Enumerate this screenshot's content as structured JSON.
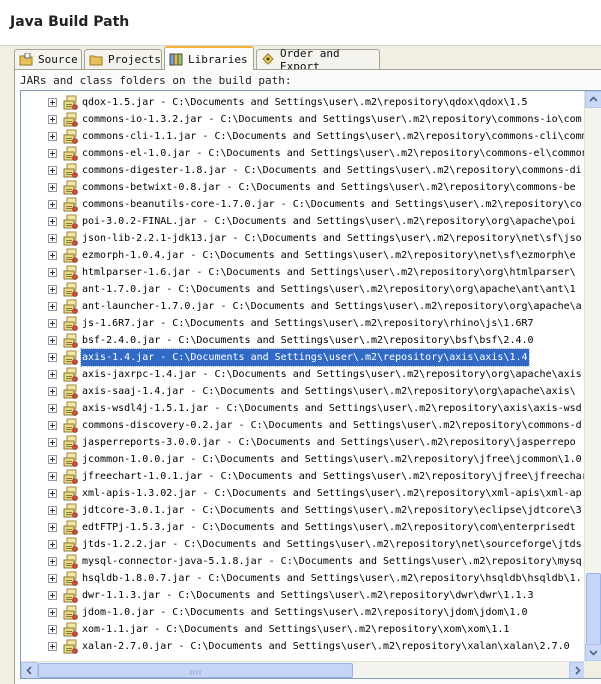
{
  "window": {
    "title": "Java Build Path"
  },
  "tabs": [
    {
      "label": "Source",
      "icon": "source-folder-icon",
      "active": false
    },
    {
      "label": "Projects",
      "icon": "projects-icon",
      "active": false
    },
    {
      "label": "Libraries",
      "icon": "libraries-icon",
      "active": true
    },
    {
      "label": "Order and Export",
      "icon": "order-export-icon",
      "active": false
    }
  ],
  "panel": {
    "label": "JARs and class folders on the build path:"
  },
  "tree": {
    "rows": [
      "qdox-1.5.jar - C:\\Documents and Settings\\user\\.m2\\repository\\qdox\\qdox\\1.5",
      "commons-io-1.3.2.jar - C:\\Documents and Settings\\user\\.m2\\repository\\commons-io\\com",
      "commons-cli-1.1.jar - C:\\Documents and Settings\\user\\.m2\\repository\\commons-cli\\comm",
      "commons-el-1.0.jar - C:\\Documents and Settings\\user\\.m2\\repository\\commons-el\\common",
      "commons-digester-1.8.jar - C:\\Documents and Settings\\user\\.m2\\repository\\commons-di",
      "commons-betwixt-0.8.jar - C:\\Documents and Settings\\user\\.m2\\repository\\commons-be",
      "commons-beanutils-core-1.7.0.jar - C:\\Documents and Settings\\user\\.m2\\repository\\co",
      "poi-3.0.2-FINAL.jar - C:\\Documents and Settings\\user\\.m2\\repository\\org\\apache\\poi",
      "json-lib-2.2.1-jdk13.jar - C:\\Documents and Settings\\user\\.m2\\repository\\net\\sf\\jso",
      "ezmorph-1.0.4.jar - C:\\Documents and Settings\\user\\.m2\\repository\\net\\sf\\ezmorph\\e",
      "htmlparser-1.6.jar - C:\\Documents and Settings\\user\\.m2\\repository\\org\\htmlparser\\",
      "ant-1.7.0.jar - C:\\Documents and Settings\\user\\.m2\\repository\\org\\apache\\ant\\ant\\1",
      "ant-launcher-1.7.0.jar - C:\\Documents and Settings\\user\\.m2\\repository\\org\\apache\\a",
      "js-1.6R7.jar - C:\\Documents and Settings\\user\\.m2\\repository\\rhino\\js\\1.6R7",
      "bsf-2.4.0.jar - C:\\Documents and Settings\\user\\.m2\\repository\\bsf\\bsf\\2.4.0",
      "axis-1.4.jar - C:\\Documents and Settings\\user\\.m2\\repository\\axis\\axis\\1.4",
      "axis-jaxrpc-1.4.jar - C:\\Documents and Settings\\user\\.m2\\repository\\org\\apache\\axis",
      "axis-saaj-1.4.jar - C:\\Documents and Settings\\user\\.m2\\repository\\org\\apache\\axis\\",
      "axis-wsdl4j-1.5.1.jar - C:\\Documents and Settings\\user\\.m2\\repository\\axis\\axis-wsd",
      "commons-discovery-0.2.jar - C:\\Documents and Settings\\user\\.m2\\repository\\commons-d",
      "jasperreports-3.0.0.jar - C:\\Documents and Settings\\user\\.m2\\repository\\jasperrepo",
      "jcommon-1.0.0.jar - C:\\Documents and Settings\\user\\.m2\\repository\\jfree\\jcommon\\1.0",
      "jfreechart-1.0.1.jar - C:\\Documents and Settings\\user\\.m2\\repository\\jfree\\jfreechar",
      "xml-apis-1.3.02.jar - C:\\Documents and Settings\\user\\.m2\\repository\\xml-apis\\xml-ap",
      "jdtcore-3.0.1.jar - C:\\Documents and Settings\\user\\.m2\\repository\\eclipse\\jdtcore\\3",
      "edtFTPj-1.5.3.jar - C:\\Documents and Settings\\user\\.m2\\repository\\com\\enterprisedt",
      "jtds-1.2.2.jar - C:\\Documents and Settings\\user\\.m2\\repository\\net\\sourceforge\\jtds",
      "mysql-connector-java-5.1.8.jar - C:\\Documents and Settings\\user\\.m2\\repository\\mysq",
      "hsqldb-1.8.0.7.jar - C:\\Documents and Settings\\user\\.m2\\repository\\hsqldb\\hsqldb\\1.",
      "dwr-1.1.3.jar - C:\\Documents and Settings\\user\\.m2\\repository\\dwr\\dwr\\1.1.3",
      "jdom-1.0.jar - C:\\Documents and Settings\\user\\.m2\\repository\\jdom\\jdom\\1.0",
      "xom-1.1.jar - C:\\Documents and Settings\\user\\.m2\\repository\\xom\\xom\\1.1",
      "xalan-2.7.0.jar - C:\\Documents and Settings\\user\\.m2\\repository\\xalan\\xalan\\2.7.0"
    ],
    "selected_index": 15,
    "row_icon": "jar-file-icon",
    "expander_icon": "plus-expander-icon"
  },
  "colors": {
    "selection": "#316ac5",
    "active_tab_accent": "#f7b23b",
    "scrollbar": "#c4d5f8"
  }
}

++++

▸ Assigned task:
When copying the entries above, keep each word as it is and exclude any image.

▸ Response to this task:
Enumerate this screenshot's content as structured JSON.
{
  "window": {
    "title": "Java Build Path"
  },
  "tabs": [
    {
      "label": "Source",
      "icon": "source-folder-icon",
      "active": false
    },
    {
      "label": "Projects",
      "icon": "projects-icon",
      "active": false
    },
    {
      "label": "Libraries",
      "icon": "libraries-icon",
      "active": true
    },
    {
      "label": "Order and Export",
      "icon": "order-export-icon",
      "active": false
    }
  ],
  "panel": {
    "label": "JARs and class folders on the build path:"
  },
  "tree": {
    "rows": [
      "qdox-1.5.jar - C:\\Documents and Settings\\user\\.m2\\repository\\qdox\\qdox\\1.5",
      "commons-io-1.3.2.jar - C:\\Documents and Settings\\user\\.m2\\repository\\commons-io\\com",
      "commons-cli-1.1.jar - C:\\Documents and Settings\\user\\.m2\\repository\\commons-cli\\comm",
      "commons-el-1.0.jar - C:\\Documents and Settings\\user\\.m2\\repository\\commons-el\\common",
      "commons-digester-1.8.jar - C:\\Documents and Settings\\user\\.m2\\repository\\commons-di",
      "commons-betwixt-0.8.jar - C:\\Documents and Settings\\user\\.m2\\repository\\commons-be",
      "commons-beanutils-core-1.7.0.jar - C:\\Documents and Settings\\user\\.m2\\repository\\co",
      "poi-3.0.2-FINAL.jar - C:\\Documents and Settings\\user\\.m2\\repository\\org\\apache\\poi",
      "json-lib-2.2.1-jdk13.jar - C:\\Documents and Settings\\user\\.m2\\repository\\net\\sf\\jso",
      "ezmorph-1.0.4.jar - C:\\Documents and Settings\\user\\.m2\\repository\\net\\sf\\ezmorph\\e",
      "htmlparser-1.6.jar - C:\\Documents and Settings\\user\\.m2\\repository\\org\\htmlparser\\",
      "ant-1.7.0.jar - C:\\Documents and Settings\\user\\.m2\\repository\\org\\apache\\ant\\ant\\1",
      "ant-launcher-1.7.0.jar - C:\\Documents and Settings\\user\\.m2\\repository\\org\\apache\\a",
      "js-1.6R7.jar - C:\\Documents and Settings\\user\\.m2\\repository\\rhino\\js\\1.6R7",
      "bsf-2.4.0.jar - C:\\Documents and Settings\\user\\.m2\\repository\\bsf\\bsf\\2.4.0",
      "axis-1.4.jar - C:\\Documents and Settings\\user\\.m2\\repository\\axis\\axis\\1.4",
      "axis-jaxrpc-1.4.jar - C:\\Documents and Settings\\user\\.m2\\repository\\org\\apache\\axis",
      "axis-saaj-1.4.jar - C:\\Documents and Settings\\user\\.m2\\repository\\org\\apache\\axis\\",
      "axis-wsdl4j-1.5.1.jar - C:\\Documents and Settings\\user\\.m2\\repository\\axis\\axis-wsd",
      "commons-discovery-0.2.jar - C:\\Documents and Settings\\user\\.m2\\repository\\commons-d",
      "jasperreports-3.0.0.jar - C:\\Documents and Settings\\user\\.m2\\repository\\jasperrepo",
      "jcommon-1.0.0.jar - C:\\Documents and Settings\\user\\.m2\\repository\\jfree\\jcommon\\1.0",
      "jfreechart-1.0.1.jar - C:\\Documents and Settings\\user\\.m2\\repository\\jfree\\jfreechar",
      "xml-apis-1.3.02.jar - C:\\Documents and Settings\\user\\.m2\\repository\\xml-apis\\xml-ap",
      "jdtcore-3.0.1.jar - C:\\Documents and Settings\\user\\.m2\\repository\\eclipse\\jdtcore\\3",
      "edtFTPj-1.5.3.jar - C:\\Documents and Settings\\user\\.m2\\repository\\com\\enterprisedt",
      "jtds-1.2.2.jar - C:\\Documents and Settings\\user\\.m2\\repository\\net\\sourceforge\\jtds",
      "mysql-connector-java-5.1.8.jar - C:\\Documents and Settings\\user\\.m2\\repository\\mysq",
      "hsqldb-1.8.0.7.jar - C:\\Documents and Settings\\user\\.m2\\repository\\hsqldb\\hsqldb\\1.",
      "dwr-1.1.3.jar - C:\\Documents and Settings\\user\\.m2\\repository\\dwr\\dwr\\1.1.3",
      "jdom-1.0.jar - C:\\Documents and Settings\\user\\.m2\\repository\\jdom\\jdom\\1.0",
      "xom-1.1.jar - C:\\Documents and Settings\\user\\.m2\\repository\\xom\\xom\\1.1",
      "xalan-2.7.0.jar - C:\\Documents and Settings\\user\\.m2\\repository\\xalan\\xalan\\2.7.0"
    ],
    "selected_index": 15,
    "row_icon": "jar-file-icon",
    "expander_icon": "plus-expander-icon"
  },
  "colors": {
    "selection": "#316ac5",
    "active_tab_accent": "#f7b23b",
    "scrollbar": "#c4d5f8"
  }
}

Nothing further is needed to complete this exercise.